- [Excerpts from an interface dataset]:
<<<<

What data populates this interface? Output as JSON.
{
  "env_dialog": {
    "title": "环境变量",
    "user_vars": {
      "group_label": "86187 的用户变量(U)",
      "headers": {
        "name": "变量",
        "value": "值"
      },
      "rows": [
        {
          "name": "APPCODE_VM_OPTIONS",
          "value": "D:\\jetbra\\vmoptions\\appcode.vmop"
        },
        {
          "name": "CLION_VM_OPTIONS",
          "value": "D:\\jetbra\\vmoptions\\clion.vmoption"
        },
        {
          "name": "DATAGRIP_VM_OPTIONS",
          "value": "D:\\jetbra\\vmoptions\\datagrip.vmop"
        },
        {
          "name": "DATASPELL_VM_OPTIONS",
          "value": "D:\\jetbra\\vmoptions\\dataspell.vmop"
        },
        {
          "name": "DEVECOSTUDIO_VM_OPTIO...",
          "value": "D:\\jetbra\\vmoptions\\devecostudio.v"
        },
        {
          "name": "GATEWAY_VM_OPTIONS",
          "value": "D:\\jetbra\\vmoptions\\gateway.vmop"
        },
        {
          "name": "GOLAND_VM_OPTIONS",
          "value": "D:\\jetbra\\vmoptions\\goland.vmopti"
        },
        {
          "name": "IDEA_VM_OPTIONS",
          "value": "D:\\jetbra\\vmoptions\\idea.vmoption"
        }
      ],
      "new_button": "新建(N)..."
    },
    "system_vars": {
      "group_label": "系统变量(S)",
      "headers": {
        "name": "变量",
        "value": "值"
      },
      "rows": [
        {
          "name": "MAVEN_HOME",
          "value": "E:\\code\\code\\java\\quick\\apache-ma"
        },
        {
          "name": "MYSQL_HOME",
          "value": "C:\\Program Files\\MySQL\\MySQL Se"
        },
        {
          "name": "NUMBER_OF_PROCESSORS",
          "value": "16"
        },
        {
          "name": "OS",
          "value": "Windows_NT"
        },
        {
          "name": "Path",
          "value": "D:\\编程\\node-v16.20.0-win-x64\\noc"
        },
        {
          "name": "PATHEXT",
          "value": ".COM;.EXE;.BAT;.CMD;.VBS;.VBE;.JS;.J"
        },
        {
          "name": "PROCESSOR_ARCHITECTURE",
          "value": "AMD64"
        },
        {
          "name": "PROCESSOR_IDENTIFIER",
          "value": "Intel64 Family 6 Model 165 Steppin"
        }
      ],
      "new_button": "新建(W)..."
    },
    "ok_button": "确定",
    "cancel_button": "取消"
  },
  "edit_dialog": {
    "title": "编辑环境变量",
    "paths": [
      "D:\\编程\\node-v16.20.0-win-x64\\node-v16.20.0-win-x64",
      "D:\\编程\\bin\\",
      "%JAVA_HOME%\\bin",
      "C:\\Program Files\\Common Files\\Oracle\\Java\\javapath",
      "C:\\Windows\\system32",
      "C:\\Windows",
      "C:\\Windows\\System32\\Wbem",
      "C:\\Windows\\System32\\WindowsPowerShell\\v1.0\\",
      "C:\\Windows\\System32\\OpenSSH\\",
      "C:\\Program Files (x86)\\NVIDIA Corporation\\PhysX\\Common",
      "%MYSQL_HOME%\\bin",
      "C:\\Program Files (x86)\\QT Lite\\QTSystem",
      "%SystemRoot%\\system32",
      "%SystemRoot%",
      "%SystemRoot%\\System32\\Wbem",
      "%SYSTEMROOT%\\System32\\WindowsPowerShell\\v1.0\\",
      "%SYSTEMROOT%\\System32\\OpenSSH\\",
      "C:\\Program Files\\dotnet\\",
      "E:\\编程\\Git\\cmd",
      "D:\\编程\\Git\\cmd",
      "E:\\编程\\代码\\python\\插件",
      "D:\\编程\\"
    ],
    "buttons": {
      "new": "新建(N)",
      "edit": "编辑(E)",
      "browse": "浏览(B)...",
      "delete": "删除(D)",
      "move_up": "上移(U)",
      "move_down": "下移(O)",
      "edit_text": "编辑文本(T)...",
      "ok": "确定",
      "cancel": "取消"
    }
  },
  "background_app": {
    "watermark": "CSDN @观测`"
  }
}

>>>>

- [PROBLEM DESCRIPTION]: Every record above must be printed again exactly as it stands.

- [WRITTEN RESPONSE]:
What data populates this interface? Output as JSON.
{
  "env_dialog": {
    "title": "环境变量",
    "user_vars": {
      "group_label": "86187 的用户变量(U)",
      "headers": {
        "name": "变量",
        "value": "值"
      },
      "rows": [
        {
          "name": "APPCODE_VM_OPTIONS",
          "value": "D:\\jetbra\\vmoptions\\appcode.vmop"
        },
        {
          "name": "CLION_VM_OPTIONS",
          "value": "D:\\jetbra\\vmoptions\\clion.vmoption"
        },
        {
          "name": "DATAGRIP_VM_OPTIONS",
          "value": "D:\\jetbra\\vmoptions\\datagrip.vmop"
        },
        {
          "name": "DATASPELL_VM_OPTIONS",
          "value": "D:\\jetbra\\vmoptions\\dataspell.vmop"
        },
        {
          "name": "DEVECOSTUDIO_VM_OPTIO...",
          "value": "D:\\jetbra\\vmoptions\\devecostudio.v"
        },
        {
          "name": "GATEWAY_VM_OPTIONS",
          "value": "D:\\jetbra\\vmoptions\\gateway.vmop"
        },
        {
          "name": "GOLAND_VM_OPTIONS",
          "value": "D:\\jetbra\\vmoptions\\goland.vmopti"
        },
        {
          "name": "IDEA_VM_OPTIONS",
          "value": "D:\\jetbra\\vmoptions\\idea.vmoption"
        }
      ],
      "new_button": "新建(N)..."
    },
    "system_vars": {
      "group_label": "系统变量(S)",
      "headers": {
        "name": "变量",
        "value": "值"
      },
      "rows": [
        {
          "name": "MAVEN_HOME",
          "value": "E:\\code\\code\\java\\quick\\apache-ma"
        },
        {
          "name": "MYSQL_HOME",
          "value": "C:\\Program Files\\MySQL\\MySQL Se"
        },
        {
          "name": "NUMBER_OF_PROCESSORS",
          "value": "16"
        },
        {
          "name": "OS",
          "value": "Windows_NT"
        },
        {
          "name": "Path",
          "value": "D:\\编程\\node-v16.20.0-win-x64\\noc"
        },
        {
          "name": "PATHEXT",
          "value": ".COM;.EXE;.BAT;.CMD;.VBS;.VBE;.JS;.J"
        },
        {
          "name": "PROCESSOR_ARCHITECTURE",
          "value": "AMD64"
        },
        {
          "name": "PROCESSOR_IDENTIFIER",
          "value": "Intel64 Family 6 Model 165 Steppin"
        }
      ],
      "new_button": "新建(W)..."
    },
    "ok_button": "确定",
    "cancel_button": "取消"
  },
  "edit_dialog": {
    "title": "编辑环境变量",
    "paths": [
      "D:\\编程\\node-v16.20.0-win-x64\\node-v16.20.0-win-x64",
      "D:\\编程\\bin\\",
      "%JAVA_HOME%\\bin",
      "C:\\Program Files\\Common Files\\Oracle\\Java\\javapath",
      "C:\\Windows\\system32",
      "C:\\Windows",
      "C:\\Windows\\System32\\Wbem",
      "C:\\Windows\\System32\\WindowsPowerShell\\v1.0\\",
      "C:\\Windows\\System32\\OpenSSH\\",
      "C:\\Program Files (x86)\\NVIDIA Corporation\\PhysX\\Common",
      "%MYSQL_HOME%\\bin",
      "C:\\Program Files (x86)\\QT Lite\\QTSystem",
      "%SystemRoot%\\system32",
      "%SystemRoot%",
      "%SystemRoot%\\System32\\Wbem",
      "%SYSTEMROOT%\\System32\\WindowsPowerShell\\v1.0\\",
      "%SYSTEMROOT%\\System32\\OpenSSH\\",
      "C:\\Program Files\\dotnet\\",
      "E:\\编程\\Git\\cmd",
      "D:\\编程\\Git\\cmd",
      "E:\\编程\\代码\\python\\插件",
      "D:\\编程\\"
    ],
    "buttons": {
      "new": "新建(N)",
      "edit": "编辑(E)",
      "browse": "浏览(B)...",
      "delete": "删除(D)",
      "move_up": "上移(U)",
      "move_down": "下移(O)",
      "edit_text": "编辑文本(T)...",
      "ok": "确定",
      "cancel": "取消"
    }
  },
  "background_app": {
    "watermark": "CSDN @观测`"
  }
}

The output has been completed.